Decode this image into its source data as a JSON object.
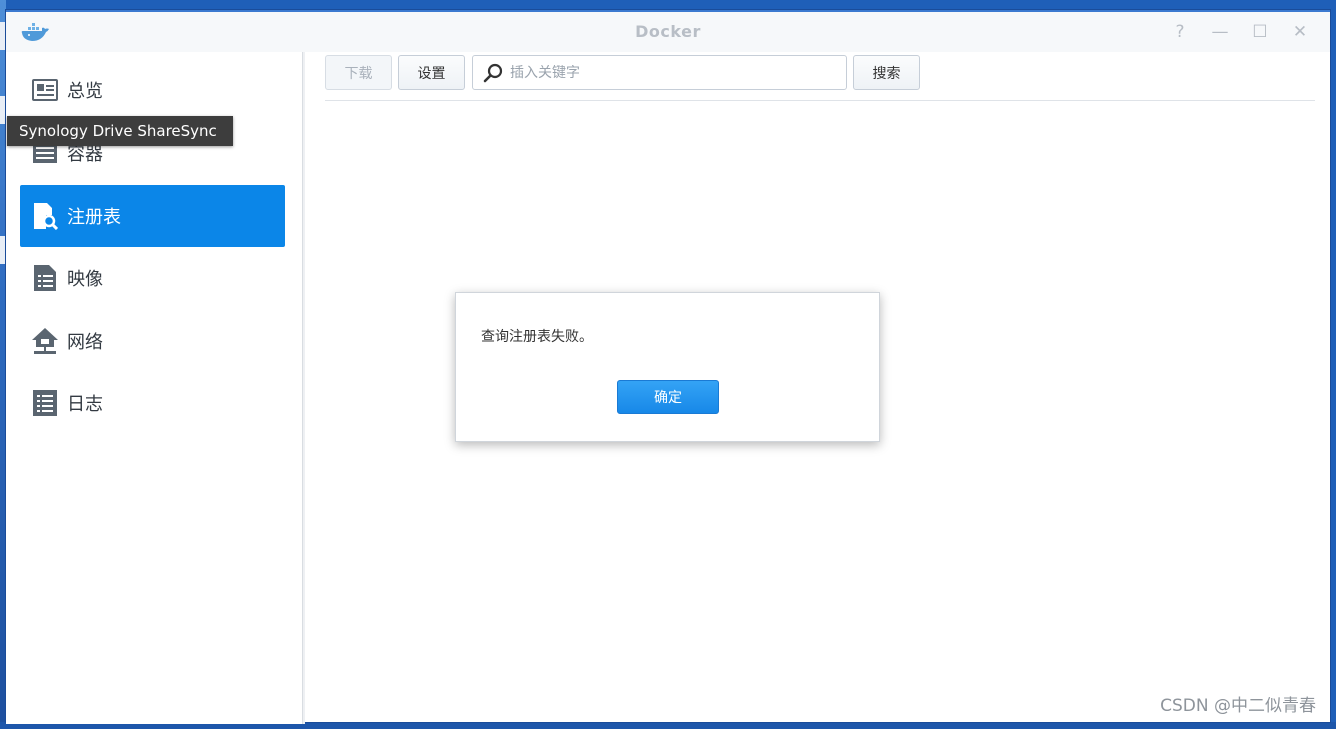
{
  "window": {
    "title": "Docker",
    "controls": {
      "help": "?",
      "minimize": "—",
      "maximize": "☐",
      "close": "✕"
    }
  },
  "sidebar": {
    "items": [
      {
        "label": "总览",
        "icon": "overview-icon",
        "active": false
      },
      {
        "label": "容器",
        "icon": "container-icon",
        "active": false
      },
      {
        "label": "注册表",
        "icon": "registry-icon",
        "active": true
      },
      {
        "label": "映像",
        "icon": "image-icon",
        "active": false
      },
      {
        "label": "网络",
        "icon": "network-icon",
        "active": false
      },
      {
        "label": "日志",
        "icon": "log-icon",
        "active": false
      }
    ]
  },
  "tooltip": {
    "text": "Synology Drive ShareSync"
  },
  "toolbar": {
    "download_label": "下载",
    "settings_label": "设置",
    "search_placeholder": "插入关键字",
    "search_label": "搜索"
  },
  "dialog": {
    "message": "查询注册表失败。",
    "ok_label": "确定"
  },
  "watermark": "CSDN @中二似青春",
  "colors": {
    "accent": "#0b86e8",
    "icon_gray": "#5a6570"
  }
}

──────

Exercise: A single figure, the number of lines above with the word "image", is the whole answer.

Completed exercise: 2